State attorneys general can also provide legal guidance to state agencies that coordinate public safety officials, healthcare providers, victim advocates, and community organizations to support victims’ access to emergency contraception and ensure compliance with existing laws. In Pennsylvania, for example, the attorney general’s office reviewed and approved state health department guidelines that address coordination of emergency response services for rape survivors and specify that the state’s victim assistance program covers the costs of emergency

Crime victims funds

A number of state attorneys general, such as in Oregon, Maine, Texas, and Iowa, manage crime victims funds, which can help survivors cover the cost of necessary medical care like emergency contraception.

Examples of State Attorneys General Actions

Below are some examples of the role state attorneys general have played in providing or restricting access to emergency contraception for survivors of rape:

  • Oregon Attorney General Ellen Rosenblum manages the state’s crime victim services fund that helps victims cover crime-related costs, and through advisory committees and partnerships, helps shape best practices statewide and bring a diverse collection of voices to the issue of victims’ rights. The victims services fund expressly covers the costs of emergency contraception for rape survivors.
  • Maine Attorney General Aaron Frey is responsible for administering his state’s Victim Compensation Program, which provides coverage of losses suffered by victims of violent crimes and their families. As part of this program, hospitals are eligible for reimbursement for services rendered during a forensic examination for sexual assault, including any medication given for the purposes of preventing pregnancy.
  • Iowa Attorney General Brenna Bird announced in April 2023 that her office would suspend payments for emergency contraception for sexual assault victims. The decision came as part of a comprehensive audit of victim assistance that she initiated when she took office that January. The review aims to determine whether providing emergency contraceptives is an appropriate use of public funds. Records from the Attorney General’s Office indicate that payments for emergency contraception for nearly 70 sexual assault survivors had not been reimbursed, and Attorney General Bird said she intends to permanently stop these payments for sexual assault victims once the review is completed.
  • Mississippi Attorney General Lynn Fitch in 2022 failed to respond to a request for clarification from nurses seeking guidance on whether emergency contraception remained legal. Following the Supreme Court’s Dobbs decision, nurses in Mississippi who provide care to sexual assault victims were concerned that the state’s newly effective abortion ban could prevent them from offering emergency contraception. The Attorney General’s failure to clarify the status of state law left the nurses worried about potential legal consequences and made them hesitant to offer contraceptive care for sexual assault victims.

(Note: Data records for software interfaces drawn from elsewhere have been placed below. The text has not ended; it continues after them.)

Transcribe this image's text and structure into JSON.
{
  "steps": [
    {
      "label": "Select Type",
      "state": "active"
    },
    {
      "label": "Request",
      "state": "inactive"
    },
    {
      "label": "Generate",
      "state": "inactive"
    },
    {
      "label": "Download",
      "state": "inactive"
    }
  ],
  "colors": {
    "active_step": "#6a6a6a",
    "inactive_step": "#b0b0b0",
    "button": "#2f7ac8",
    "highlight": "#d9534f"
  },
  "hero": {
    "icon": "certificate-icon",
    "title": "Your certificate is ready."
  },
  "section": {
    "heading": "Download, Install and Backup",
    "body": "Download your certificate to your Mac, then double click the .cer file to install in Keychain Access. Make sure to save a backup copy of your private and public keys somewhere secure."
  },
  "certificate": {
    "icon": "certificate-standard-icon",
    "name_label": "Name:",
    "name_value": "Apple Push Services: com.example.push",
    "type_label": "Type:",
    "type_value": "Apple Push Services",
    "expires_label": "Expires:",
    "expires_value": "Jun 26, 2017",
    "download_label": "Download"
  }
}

The Leadership Center for Attorney General Studies is a non-partisan organization dedicated to educating the public about the important role state attorneys general play in addressing pressing issues, enforcing laws, and bringing about change.